It's been almost five years in coming: the island's first bicycle and pedestrian master plan.
But the plan isn't for Estero Boulevard.
The Lee County Metropolitian Planning Organization (MPO) secured federal funding to come up with a master plan for the town. But because the county is already working on Estero Boulevard, the plan will focus on the town's roads as well as "non-infrastructure" programs like education.
Catherine Wallace and Megan Heil discuss the dangers of trying to bike along the construction zone on Estero Boulevard.
"We're mostly focused on the connections," said Ron Gogoi, transportation planning manager for MPO. "You need to have a connected system."
Gogoi said the MPO will look at Estero Boulevard and make suggestions to the county, but for the most part, will be hands-off with the pedestrian and bicycle planning of the main thoroughfare.
During the MPO's first public workshop for the plan, held Wednesday, Feb. 15, MPO and Jacobs Engineering, the consultant, spoke to a handful of residents about their plans and took public input through a series of idea boards.
Paving the way for a state trail system
The State of Florida is working on a state-wide trail system that would connect cities on either coast. A Southwest Regional Trail, called the SUNTrail, is mapped out from Tampa to Naples and mostly follows along U.S. 41 in Lee County. However, developing a master plan on the beach could create a "coastal loop" into the SUNTrail - and make the town eligible for more funding.
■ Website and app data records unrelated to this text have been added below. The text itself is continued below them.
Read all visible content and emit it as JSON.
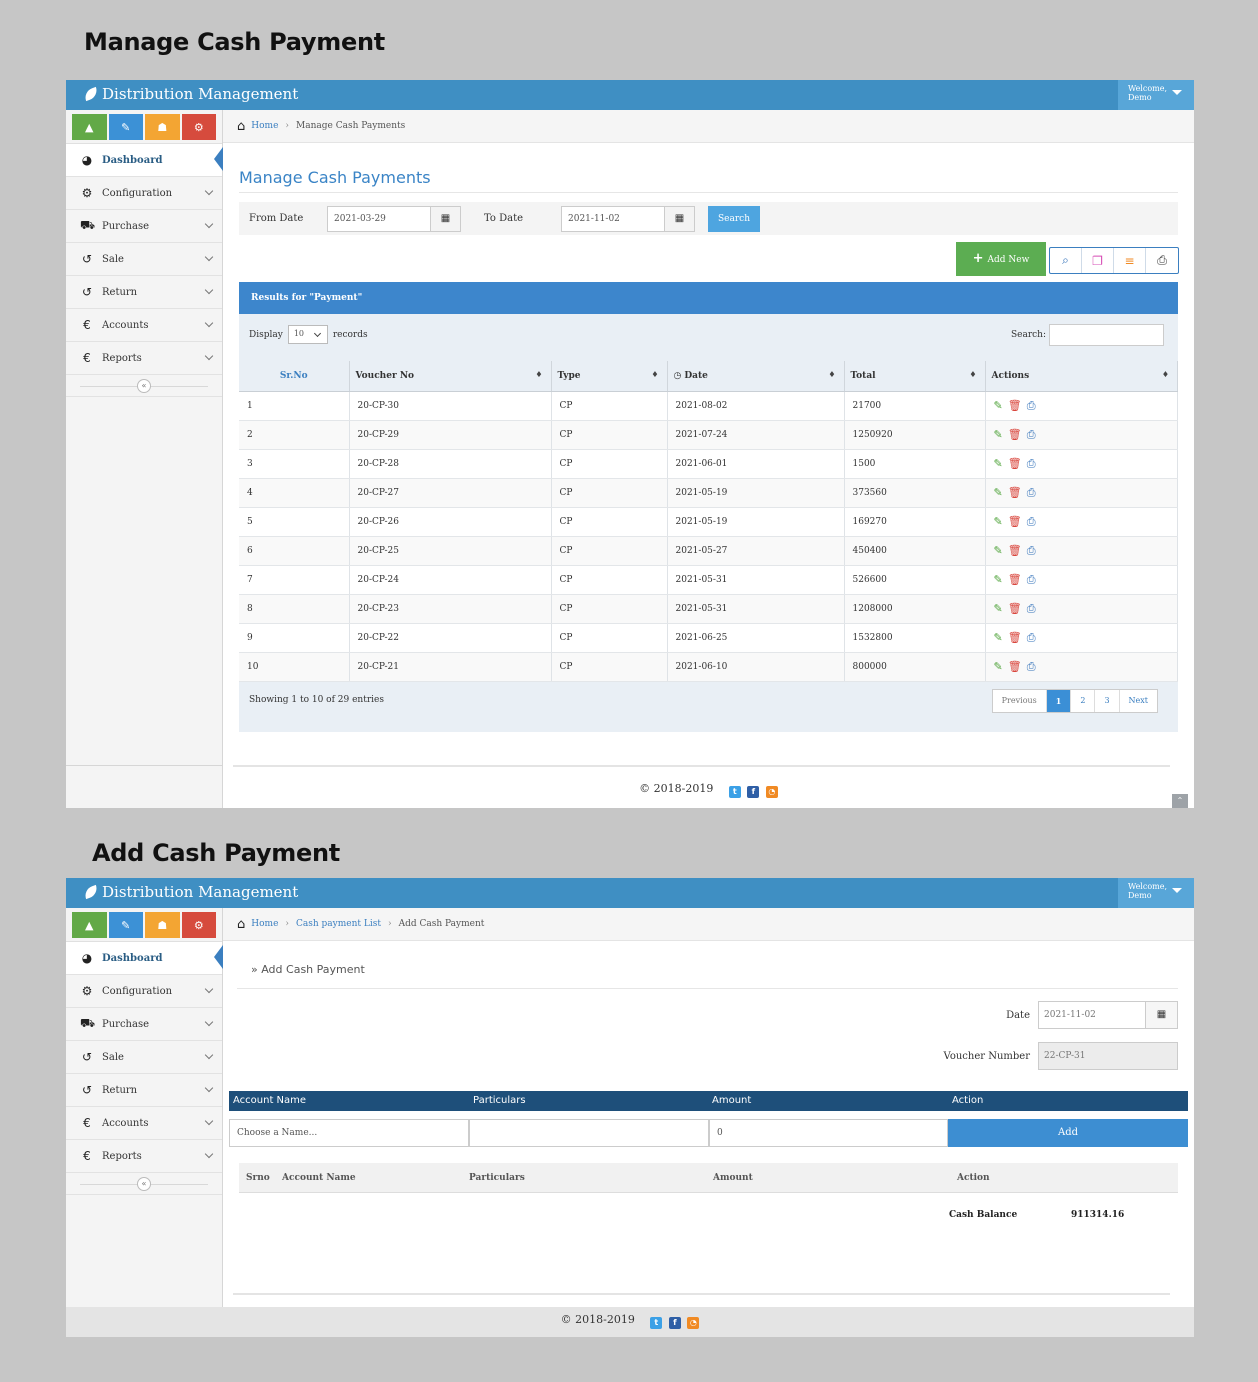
{
  "headings": {
    "manage": "Manage Cash Payment",
    "add": "Add Cash Payment"
  },
  "app": {
    "brand": "Distribution Management",
    "welcome": "Welcome,",
    "user": "Demo"
  },
  "colors": {
    "topbar": "#3f8fc3",
    "accent": "#3d86cc",
    "success": "#5cad52",
    "navy": "#1e4f7a"
  },
  "sidebar": {
    "shortcuts": [
      {
        "icon": "chart-icon",
        "glyph": "▲",
        "color": "#62a947"
      },
      {
        "icon": "pencil-icon",
        "glyph": "✎",
        "color": "#3c91d6"
      },
      {
        "icon": "users-icon",
        "glyph": "☗",
        "color": "#f3a533"
      },
      {
        "icon": "cogs-icon",
        "glyph": "⚙",
        "color": "#d64b3d"
      }
    ],
    "items": [
      {
        "label": "Dashboard",
        "icon": "dashboard-icon",
        "glyph": "◕"
      },
      {
        "label": "Configuration",
        "icon": "cogs-icon",
        "glyph": "⚙"
      },
      {
        "label": "Purchase",
        "icon": "cart-icon",
        "glyph": "⛟"
      },
      {
        "label": "Sale",
        "icon": "undo-icon",
        "glyph": "↺"
      },
      {
        "label": "Return",
        "icon": "undo-icon",
        "glyph": "↺"
      },
      {
        "label": "Accounts",
        "icon": "euro-icon",
        "glyph": "€"
      },
      {
        "label": "Reports",
        "icon": "euro-icon",
        "glyph": "€"
      }
    ],
    "collapse_glyph": "«"
  },
  "manage": {
    "breadcrumb": {
      "home": "Home",
      "current": "Manage Cash Payments"
    },
    "title": "Manage Cash Payments",
    "filter": {
      "from_label": "From Date",
      "from_value": "2021-03-29",
      "to_label": "To Date",
      "to_value": "2021-11-02",
      "search": "Search"
    },
    "add_new": "Add New",
    "results_title": "Results for \"Payment\"",
    "display": "Display",
    "page_len": "10",
    "records": "records",
    "search_label": "Search:",
    "columns": [
      "Sr.No",
      "Voucher No",
      "Type",
      "Date",
      "Total",
      "Actions"
    ],
    "rows": [
      [
        "1",
        "20-CP-30",
        "CP",
        "2021-08-02",
        "21700"
      ],
      [
        "2",
        "20-CP-29",
        "CP",
        "2021-07-24",
        "1250920"
      ],
      [
        "3",
        "20-CP-28",
        "CP",
        "2021-06-01",
        "1500"
      ],
      [
        "4",
        "20-CP-27",
        "CP",
        "2021-05-19",
        "373560"
      ],
      [
        "5",
        "20-CP-26",
        "CP",
        "2021-05-19",
        "169270"
      ],
      [
        "6",
        "20-CP-25",
        "CP",
        "2021-05-27",
        "450400"
      ],
      [
        "7",
        "20-CP-24",
        "CP",
        "2021-05-31",
        "526600"
      ],
      [
        "8",
        "20-CP-23",
        "CP",
        "2021-05-31",
        "1208000"
      ],
      [
        "9",
        "20-CP-22",
        "CP",
        "2021-06-25",
        "1532800"
      ],
      [
        "10",
        "20-CP-21",
        "CP",
        "2021-06-10",
        "800000"
      ]
    ],
    "showing": "Showing 1 to 10 of 29 entries",
    "pager": [
      "Previous",
      "1",
      "2",
      "3",
      "Next"
    ]
  },
  "add": {
    "breadcrumb": {
      "home": "Home",
      "list": "Cash payment List",
      "current": "Add Cash Payment"
    },
    "subtitle": "» Add Cash Payment",
    "date_label": "Date",
    "date_value": "2021-11-02",
    "voucher_label": "Voucher Number",
    "voucher_value": "22-CP-31",
    "line_columns": [
      "Account Name",
      "Particulars",
      "Amount",
      "Action"
    ],
    "account_placeholder": "Choose a Name...",
    "amount_value": "0",
    "add_button": "Add",
    "entry_columns": [
      "Srno",
      "Account Name",
      "Particulars",
      "Amount",
      "Action"
    ],
    "balance_label": "Cash Balance",
    "balance_value": "911314.16"
  },
  "footer": {
    "copyright": "© 2018-2019"
  }
}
SUNTrail stands for "Shared-Use, Nonmotorized Trails.
"Every community is different - their needs are different," said Ned Baier of Jacobs.
The firm is also helping Cape Coral develop a multi-modal plan. Having the plan in place will help the town gain access to different funding sources for improvement projects.
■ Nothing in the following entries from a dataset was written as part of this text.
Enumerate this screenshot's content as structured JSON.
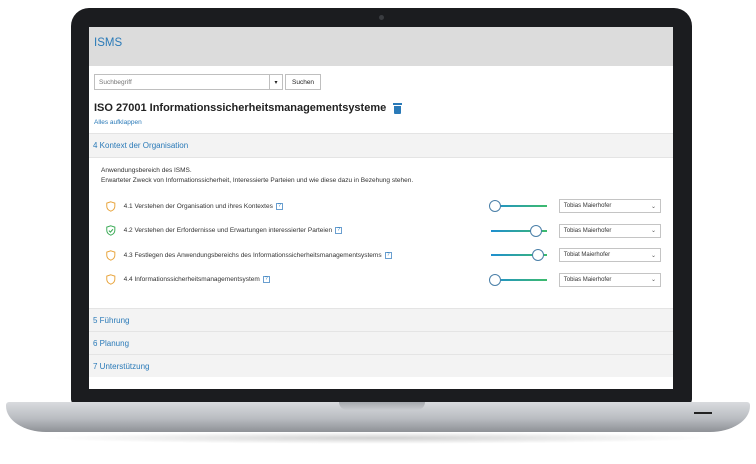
{
  "app": {
    "title": "ISMS"
  },
  "search": {
    "placeholder": "Suchbegriff",
    "dropdown_glyph": "▾",
    "button_label": "Suchen"
  },
  "page": {
    "title": "ISO 27001 Informationssicherheitsmanagementsysteme",
    "expand_all": "Alles aufklappen"
  },
  "section_open": {
    "title": "4 Kontext der Organisation",
    "description": [
      "Anwendungsbereich des ISMS.",
      "Erwarteter Zweck von Informationssicherheit, Interessierte Parteien und wie diese dazu in Bezehung stehen."
    ],
    "requirements": [
      {
        "label": "4.1 Verstehen der Organisation und ihres Kontextes",
        "status": "open",
        "progress": 0,
        "owner": "Tobias Maierhofer"
      },
      {
        "label": "4.2 Verstehen der Erfordernisse und Erwartungen interessierter Parteien",
        "status": "done",
        "progress": 0.85,
        "owner": "Tobias Maierhofer"
      },
      {
        "label": "4.3 Festlegen des Anwendungsbereichs des Informationssicherheitsmanagementsystems",
        "status": "open",
        "progress": 0.9,
        "owner": "Tobiat Maierhofer"
      },
      {
        "label": "4.4 Informationssicherheitsmanagementsystem",
        "status": "open",
        "progress": 0,
        "owner": "Tobias Maierhofer"
      }
    ],
    "help_glyph": "?",
    "select_glyph": "⌄"
  },
  "sections_collapsed": [
    {
      "title": "5 Führung"
    },
    {
      "title": "6 Planung"
    },
    {
      "title": "7 Unterstützung"
    }
  ],
  "colors": {
    "accent": "#2a7ab8",
    "shield_open": "#e8a33a",
    "shield_done": "#3aaa55"
  }
}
"The first thing agencies look for is a plan," Baier said.
The town's conceptual plan, which is paid for by $91,000 in federal funding, will identify areas for expansion or improvement as well as develop better educational programming for travelers. Wayfinding methods for bicyclists and pedestrians will be considered to help better direct traffic - whether on foot or on wheels.
Another Jacobs staffer, Katie Habgood, said at the workshop that Fort Myers Beach had a solid foundation already - it's a walkable community with good sidewalk coverage and many people choose multiple methods of transportation, from walking and biking to catching the trolley or driving.
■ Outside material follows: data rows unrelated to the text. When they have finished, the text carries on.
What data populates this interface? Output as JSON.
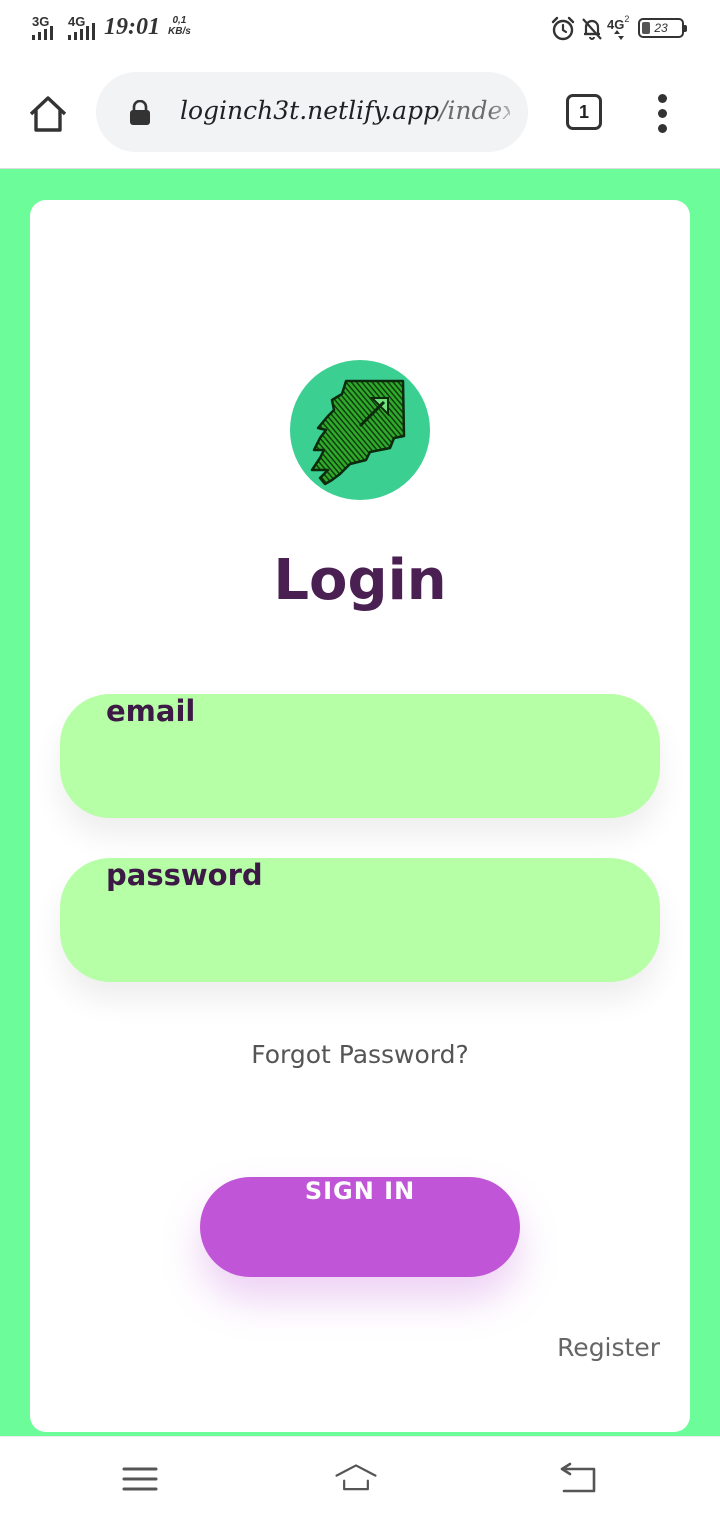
{
  "status_bar": {
    "network_1": "3G",
    "network_2": "4G",
    "time": "19:01",
    "speed_value": "0,1",
    "speed_unit": "KB/s",
    "network_3": "4G",
    "sim_number": "2",
    "battery": "23",
    "icons": [
      "alarm-icon",
      "bell-off-icon",
      "battery-icon"
    ]
  },
  "browser": {
    "url_domain": "loginch3t.netlify.app",
    "url_path": "/index.h",
    "tab_count": "1",
    "icons": [
      "home-icon",
      "lock-icon",
      "more-vert-icon"
    ]
  },
  "page": {
    "background_color": "#6cfc99",
    "title": "Login",
    "email_placeholder": "email",
    "password_placeholder": "password",
    "forgot_password": "Forgot Password?",
    "sign_in": "SIGN IN",
    "register": "Register",
    "accent_color": "#c056d7",
    "input_color": "#b6ffa6",
    "title_color": "#4a1f52"
  },
  "nav": {
    "icons": [
      "menu-icon",
      "home-icon",
      "back-icon"
    ]
  }
}
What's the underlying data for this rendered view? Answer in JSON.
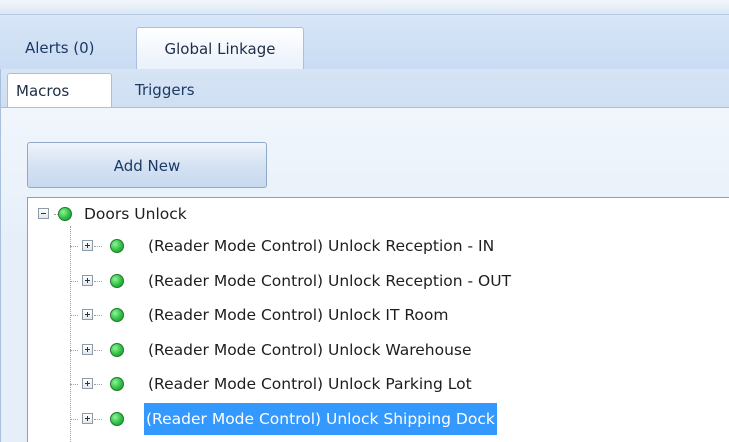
{
  "outer_tabs": [
    {
      "label": "Alerts (0)"
    },
    {
      "label": "Global Linkage"
    }
  ],
  "inner_tabs": [
    {
      "label": "Macros"
    },
    {
      "label": "Triggers"
    }
  ],
  "add_button": {
    "label": "Add New"
  },
  "tree": {
    "root": {
      "label": "Doors Unlock",
      "status": "active",
      "expanded": true
    },
    "children": [
      {
        "label": "(Reader Mode Control) Unlock Reception - IN",
        "selected": false
      },
      {
        "label": "(Reader Mode Control) Unlock Reception - OUT",
        "selected": false
      },
      {
        "label": "(Reader Mode Control) Unlock IT Room",
        "selected": false
      },
      {
        "label": "(Reader Mode Control) Unlock Warehouse",
        "selected": false
      },
      {
        "label": "(Reader Mode Control) Unlock Parking Lot",
        "selected": false
      },
      {
        "label": "(Reader Mode Control) Unlock Shipping Dock",
        "selected": true
      }
    ]
  },
  "colors": {
    "status_dot": "#2fbf44",
    "selection": "#3399ff",
    "panel_bg": "#dde9f6"
  },
  "icons": {
    "status": "green-status-dot-icon",
    "collapse": "minus-box-icon",
    "expand": "plus-box-icon"
  }
}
The Fort Myers-Cape Coral metro area, however, is one of the most dangerous metro areas in the country, and Florida is the most dangerous state, for bicyclists and pedestrians according to "Dangerous by Design," a report released in January by Smart Growth America. Eight communities in Florida took the top 10 most dangerous areas.
And local beach residents agree.
The MPO and Jacobs staff asked the group to answer a few questions via Post-It, tacking their answers to questions about traveling to work, what needs are lacking and what walkers and bikers would like improved. Many of the answers related to improved safety, such as lighted crosswalks and separated bike lanes.
"It's been a frustrating year with the construction," said Louise "Weezie" Close . "There is so much untapped potential here."
Close used to live in Massachusetts and said she loves bicycling in Florida in comparison, since the elevation is minimal. She thinks a good encouragement for walking and bicycling would help get cars off the road during high season on the beach.
However, there won't be any bike lanes running on Estero Boulevard from Times Square to approximately Lovers Lane. Bicyclists will either have to share the road with impatient drivers or share the sidewalk with oblivious pedestrians.
Leon Moyer, who lives on his sailboat, relies on public transportation and bicycling to get around. He quit driving in 2005 and hasn't looked back. But it's impossible to share the sidewalk with pedestrians, he said - "It does not work" because there are often too many people, and they walk four abreast, leaving no room to go around. And with the construction, the curbs are too high to cycle onto the road to get around pedestrians.
Moyer said he would like to see some kind of boardwalk from Times Square to Donora Boulevard on the beach - it would give an alternative route as well as a scenic view.
"I suggested a boardwalk (to the town), but it got shut down," he said.
Why wasn't the bike and pedestrian plan coordinated with the Estero Boulevard project?
"This probably should have been done before," said Megan Heil, the newest member of the Local Planning Agency. "I've seen many near-accidents."
According to Gogoi, and Tracey Hayden of CellaMolnar, the consultant for the Estero Boulevard project, the lack of cohesion with the inter-related project was a matter of funding and timing.
Estero Boulevard has been in the works for almost a decade; the bike and pedestrian plan started rolling in 2012 when then- Town Council Member Bob Raymond asked the MPO to find some federal funding for the beach.
"The town needed a bike/ped plan and a vision, so that's what this is doing," Gogoi said. "The thing is when you apply for federal funding, you're funding five years out."
There will be another public workshop in April, with a date and time to be determined. The MPO hopes to have a plan finalized by June.
In the meantime, the MPO will keep the project updated on both its own website and the Town of Fort Myers Beach. It's also set up a wiki map for residents and visitors to provide input: wikimapping.com/wikimap/Fort-Myers-Beach-FL-Bike-and-Ped-Master-Plan.